CASTLE HAYNE –– Volunteers of the Cape Fear Community Land Trust got their hands dirty Wednesday tidying up the yard of a revitalized home in Castle Hayne that will forever be preserved as an affordable property through deliberate deed restrictions.
The land trust completely renovated the red brick house on Blossom Street, and aims to put it on the market by July. Originally bought for $60,000, it’s targeting roughly $250,000 for the flipped home, which qualifies for purchasing through a USDA loan.
“We’ve gutted the entire house,” Jody Wainio, president of the Cape Fear Community Land Trust, said. “We’ve added another bathroom, a walk-in closet, laundry room.”
The land trust acquired the home using a construction loan about two years ago. At the onset of Covid-19 and lockdowns, it was difficult to nail down contractors, which prolonged the process. Volunteers are now close to finishing the property, complete with new HVAC, electrical, plumbing, roof and septic system.
“You name it, it’s got it,” Wainio said.
It isn’t the kind of flip that earns investors big bucks to buy up even more real estate, pricing out potential homebuyers, to sell at greater profits. Instead any revenue from the sale will funnel back into projects to create more affordable living opportunities for working families in New Hanover and neighboring counties.
The land trust is attaching a deed restriction to the house that requires whoever owns it to also live in it. The requirement will prevent investors from obtaining the home.
“We want it to be someone that needs a house to live, not someone who’s gonna make a bunch of money off of renting,” Wainio said.
In its 10 years, Cape Fear Community Land Trust has focused within the city limits, specifically in downtown Wilmington. Wainio said the nonprofit is open to expanding into Pender and Brunswick counties when the opportunity presents itself.
Widespread public interest in dwindling affordable-housing options has led the Cape Fear Community Land Trust to ramp up its efforts. It’s about to embark on a new build at 10th and Meares streets, and it recently collaborated with Cape Fear Habitat for Humanity on eight properties. In the partnership, the land trust owns the lot, and Habitat constructs the house.
“It allows them to afford more houses for their money because they don’t have to buy the land,” Wainio explained.
Affordable housing is a growing problem in New Hanover County, with homes rarely staying on the market past 20 days and rental prices below a grand a month being virtually nonexistent. Yet, most of the local jobs are service-related –– with employees earning sometimes only $9 or $10 an hour –– or are teachers and first responders who are victim to living cost-burdened, meaning more than a third of their income pays for housing.
“All of us need affordable housing, no matter how much money we make, but there’s been this stigma or this cloud put over folks that need affordable housing,” Wainio said.
Without affordable options in New Hanover County, most residents see no choice but to move outside of it. Wainio, a real estate agent, said one of her clients, a grocery store employee, was beat out by investors paying cash on multiple offers.

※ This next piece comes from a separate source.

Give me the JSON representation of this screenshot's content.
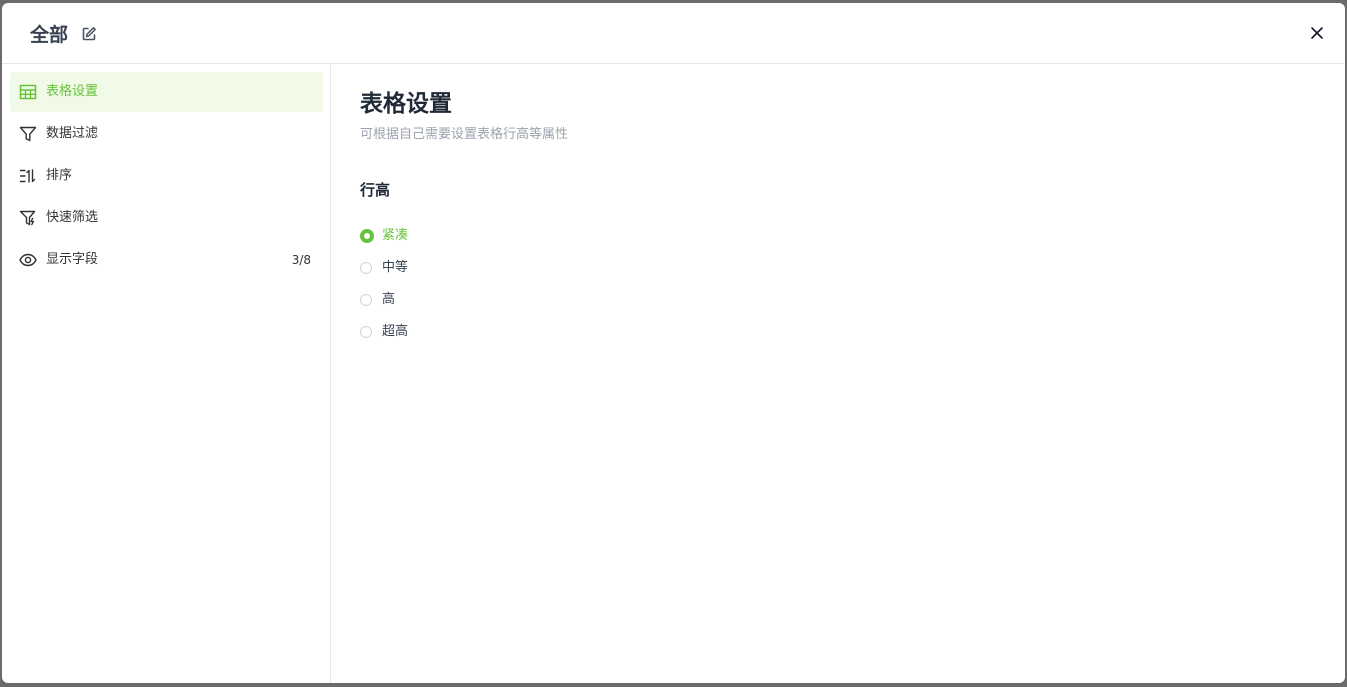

“The next time you’re in line at Trader Joe’s, and you’re complaining because there’s only one register open, think about my client,” she said. “She probably had to move to Riegelwood and she got a flat tire and couldn’t get to work this morning because she had to drive so far.”
When disaster strikes, first responders are sometimes incapable of driving into duty when they live outside the county. Police, firefighters and nurses who cannot afford to live in the area where they work couldn’t report after Hurricane Florence flooded roadways, in turn affecting staffing issues, Wainio noted.
At the same time land trust volunteers and board members pruned trees and laid fresh soil Wednesday, elected officials met in a room with nonprofit leaders to brainstorm solutions to the problem, and how the local government could maximize a proposed $50 million housing bond if approved by voters. Paul Stavovy, executive director of the Cape Fear Community Land Trust, was among those in the meeting.
“We need to be recognized as a viable nonprofit that can provide affordable options for families and people living in the county,” Wainio said. “We want to be at the table.”
Send tips and comments to email@example.com